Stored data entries

::::::::::

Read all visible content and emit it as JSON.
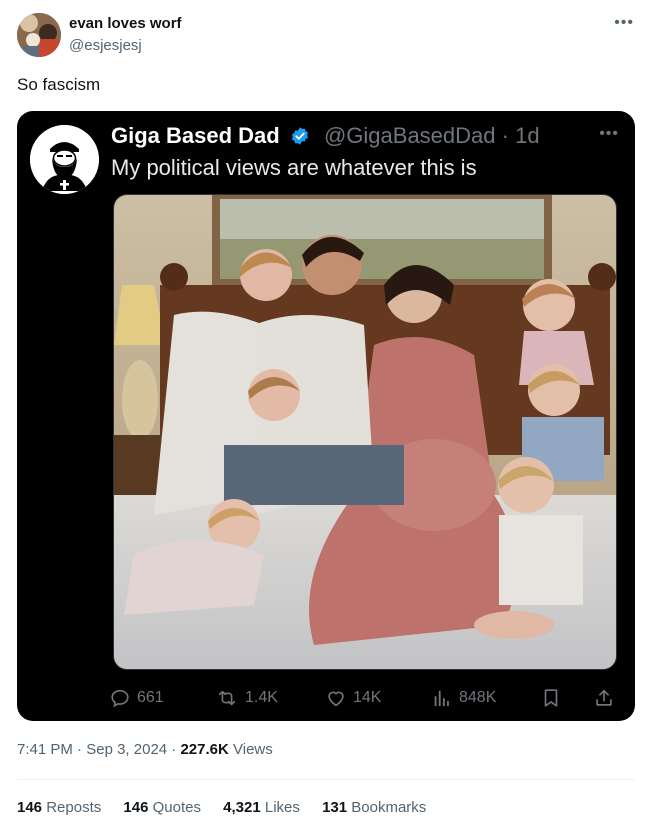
{
  "author": {
    "name": "evan loves worf",
    "handle": "@esjesjesj"
  },
  "tweet_text": "So fascism",
  "more_icon": "more-horizontal-icon",
  "embedded": {
    "name": "Giga Based Dad",
    "handle": "@GigaBasedDad",
    "separator": "·",
    "age": "1d",
    "text": "My political views are whatever this is",
    "actions": {
      "replies": "661",
      "reposts": "1.4K",
      "likes": "14K",
      "views": "848K"
    },
    "colors": {
      "background": "#000000",
      "verified": "#1d9bf0",
      "muted": "#71767b"
    }
  },
  "footer": {
    "time": "7:41 PM",
    "dot1": "·",
    "date": "Sep 3, 2024",
    "dot2": "·",
    "views_count": "227.6K",
    "views_label": "Views"
  },
  "stats": {
    "reposts_count": "146",
    "reposts_label": "Reposts",
    "quotes_count": "146",
    "quotes_label": "Quotes",
    "likes_count": "4,321",
    "likes_label": "Likes",
    "bookmarks_count": "131",
    "bookmarks_label": "Bookmarks"
  }
}
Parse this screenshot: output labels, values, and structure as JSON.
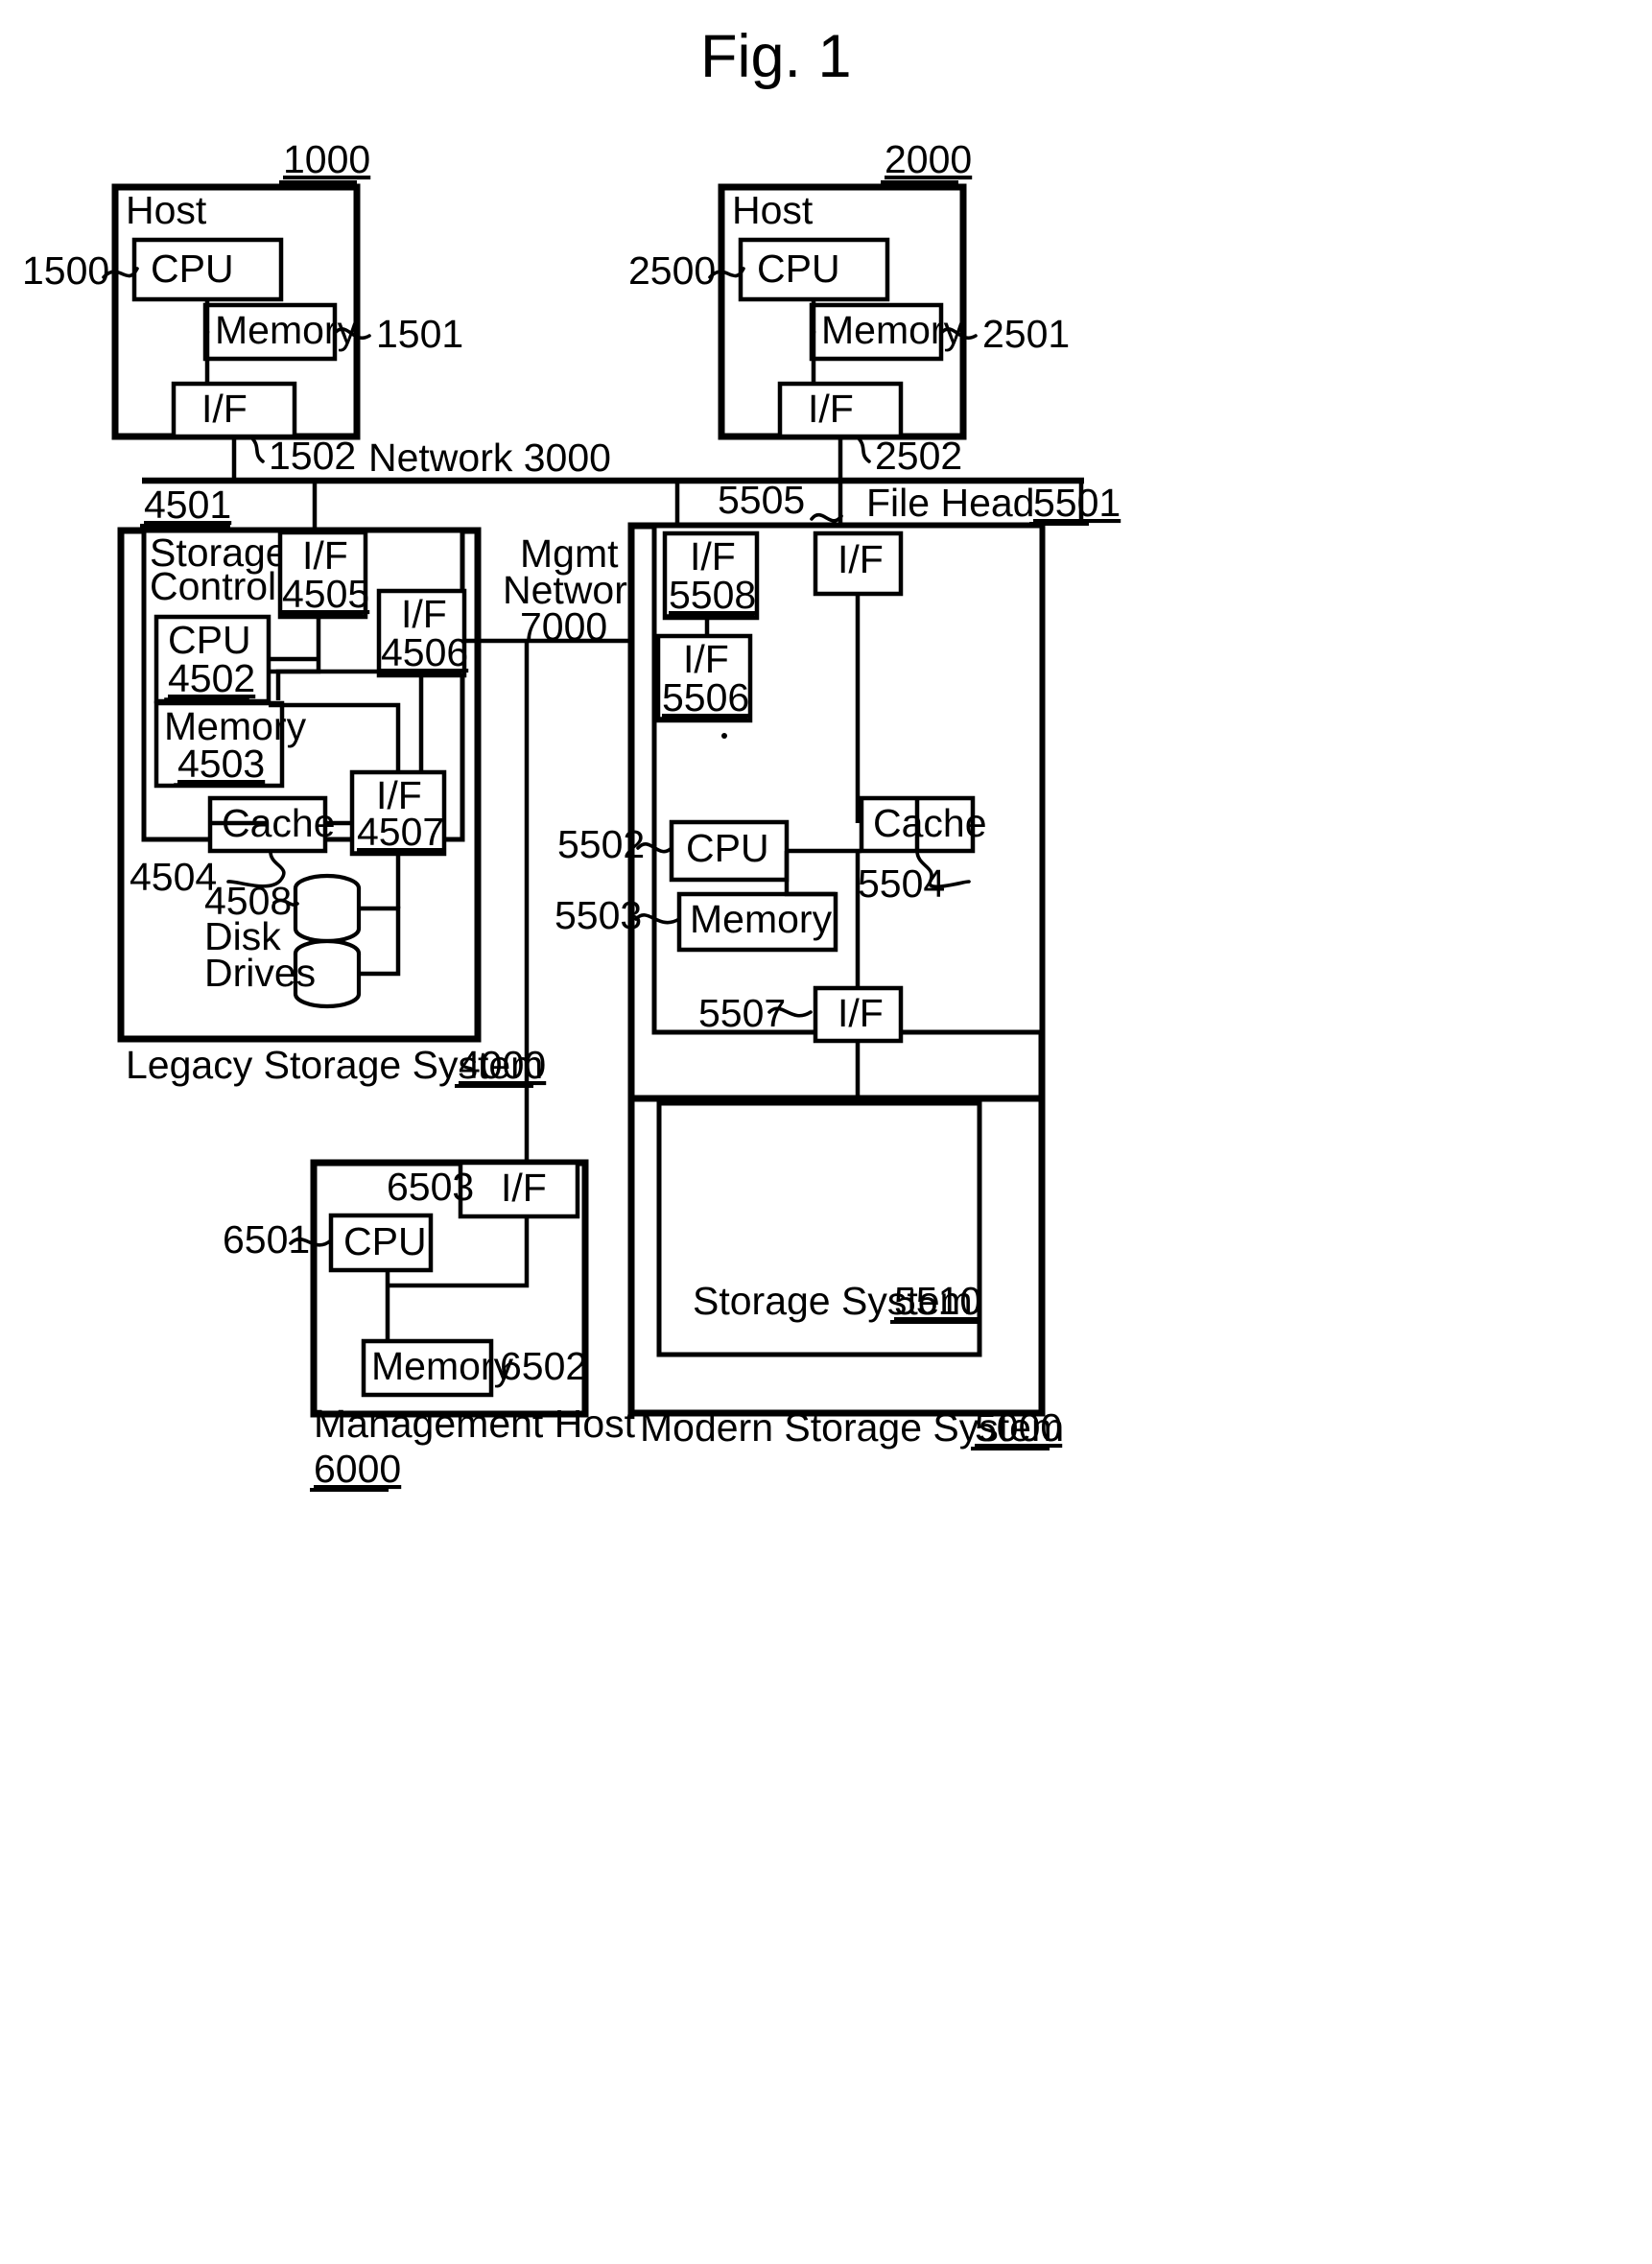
{
  "figure": {
    "title": "Fig. 1"
  },
  "host1": {
    "ref": "1000",
    "title": "Host",
    "cpu": {
      "label": "CPU",
      "ref": "1500"
    },
    "memory": {
      "label": "Memory",
      "ref": "1501"
    },
    "interface": {
      "label": "I/F",
      "ref": "1502"
    }
  },
  "host2": {
    "ref": "2000",
    "title": "Host",
    "cpu": {
      "label": "CPU",
      "ref": "2500"
    },
    "memory": {
      "label": "Memory",
      "ref": "2501"
    },
    "interface": {
      "label": "I/F",
      "ref": "2502"
    }
  },
  "network": {
    "label": "Network 3000"
  },
  "mgmt_network": {
    "line1": "Mgmt",
    "line2": "Network",
    "line3": "7000"
  },
  "legacy": {
    "caption": "Legacy Storage System",
    "ref": "4000",
    "controller": {
      "ref": "4501",
      "line1": "Storage",
      "line2": "Controller"
    },
    "cpu": {
      "label": "CPU",
      "ref": "4502"
    },
    "memory": {
      "label": "Memory",
      "ref": "4503"
    },
    "cache": {
      "label": "Cache",
      "ref": "4504"
    },
    "if_top": {
      "label": "I/F",
      "ref": "4505"
    },
    "if_mgmt": {
      "label": "I/F",
      "ref": "4506"
    },
    "if_disk": {
      "label": "I/F",
      "ref": "4507"
    },
    "disks": {
      "ref": "4508",
      "line1": "Disk",
      "line2": "Drives"
    }
  },
  "modern": {
    "caption": "Modern Storage System",
    "ref": "5000",
    "filehead": {
      "caption": "File Head",
      "ref": "5501"
    },
    "if_net": {
      "label": "I/F",
      "ref": "5508"
    },
    "if_host": {
      "label": "I/F",
      "ref": "5505"
    },
    "if_mgmt": {
      "label": "I/F",
      "ref": "5506"
    },
    "if_storage": {
      "label": "I/F",
      "ref": "5507"
    },
    "cpu": {
      "label": "CPU",
      "ref": "5502"
    },
    "memory": {
      "label": "Memory",
      "ref": "5503"
    },
    "cache": {
      "label": "Cache",
      "ref": "5504"
    },
    "storage_system": {
      "caption": "Storage System",
      "ref": "5510"
    }
  },
  "mgmt_host": {
    "caption": "Management Host",
    "ref": "6000",
    "cpu": {
      "label": "CPU",
      "ref": "6501"
    },
    "memory": {
      "label": "Memory",
      "ref": "6502"
    },
    "interface": {
      "label": "I/F",
      "ref": "6503"
    }
  }
}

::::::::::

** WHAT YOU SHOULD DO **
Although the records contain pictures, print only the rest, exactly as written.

** SOLUTION TO THIS TASK **
Read all visible content and emit it as JSON.
{
  "author": {
    "name": "evan loves worf",
    "handle": "@esjesjesj"
  },
  "tweet_text": "So fascism",
  "more_icon": "more-horizontal-icon",
  "embedded": {
    "name": "Giga Based Dad",
    "handle": "@GigaBasedDad",
    "separator": "·",
    "age": "1d",
    "text": "My political views are whatever this is",
    "actions": {
      "replies": "661",
      "reposts": "1.4K",
      "likes": "14K",
      "views": "848K"
    },
    "colors": {
      "background": "#000000",
      "verified": "#1d9bf0",
      "muted": "#71767b"
    }
  },
  "footer": {
    "time": "7:41 PM",
    "dot1": "·",
    "date": "Sep 3, 2024",
    "dot2": "·",
    "views_count": "227.6K",
    "views_label": "Views"
  },
  "stats": {
    "reposts_count": "146",
    "reposts_label": "Reposts",
    "quotes_count": "146",
    "quotes_label": "Quotes",
    "likes_count": "4,321",
    "likes_label": "Likes",
    "bookmarks_count": "131",
    "bookmarks_label": "Bookmarks"
  }
}
Parse this screenshot: output labels, values, and structure as JSON.
{
  "figure": {
    "title": "Fig. 1"
  },
  "host1": {
    "ref": "1000",
    "title": "Host",
    "cpu": {
      "label": "CPU",
      "ref": "1500"
    },
    "memory": {
      "label": "Memory",
      "ref": "1501"
    },
    "interface": {
      "label": "I/F",
      "ref": "1502"
    }
  },
  "host2": {
    "ref": "2000",
    "title": "Host",
    "cpu": {
      "label": "CPU",
      "ref": "2500"
    },
    "memory": {
      "label": "Memory",
      "ref": "2501"
    },
    "interface": {
      "label": "I/F",
      "ref": "2502"
    }
  },
  "network": {
    "label": "Network 3000"
  },
  "mgmt_network": {
    "line1": "Mgmt",
    "line2": "Network",
    "line3": "7000"
  },
  "legacy": {
    "caption": "Legacy Storage System",
    "ref": "4000",
    "controller": {
      "ref": "4501",
      "line1": "Storage",
      "line2": "Controller"
    },
    "cpu": {
      "label": "CPU",
      "ref": "4502"
    },
    "memory": {
      "label": "Memory",
      "ref": "4503"
    },
    "cache": {
      "label": "Cache",
      "ref": "4504"
    },
    "if_top": {
      "label": "I/F",
      "ref": "4505"
    },
    "if_mgmt": {
      "label": "I/F",
      "ref": "4506"
    },
    "if_disk": {
      "label": "I/F",
      "ref": "4507"
    },
    "disks": {
      "ref": "4508",
      "line1": "Disk",
      "line2": "Drives"
    }
  },
  "modern": {
    "caption": "Modern Storage System",
    "ref": "5000",
    "filehead": {
      "caption": "File Head",
      "ref": "5501"
    },
    "if_net": {
      "label": "I/F",
      "ref": "5508"
    },
    "if_host": {
      "label": "I/F",
      "ref": "5505"
    },
    "if_mgmt": {
      "label": "I/F",
      "ref": "5506"
    },
    "if_storage": {
      "label": "I/F",
      "ref": "5507"
    },
    "cpu": {
      "label": "CPU",
      "ref": "5502"
    },
    "memory": {
      "label": "Memory",
      "ref": "5503"
    },
    "cache": {
      "label": "Cache",
      "ref": "5504"
    },
    "storage_system": {
      "caption": "Storage System",
      "ref": "5510"
    }
  },
  "mgmt_host": {
    "caption": "Management Host",
    "ref": "6000",
    "cpu": {
      "label": "CPU",
      "ref": "6501"
    },
    "memory": {
      "label": "Memory",
      "ref": "6502"
    },
    "interface": {
      "label": "I/F",
      "ref": "6503"
    }
  }
}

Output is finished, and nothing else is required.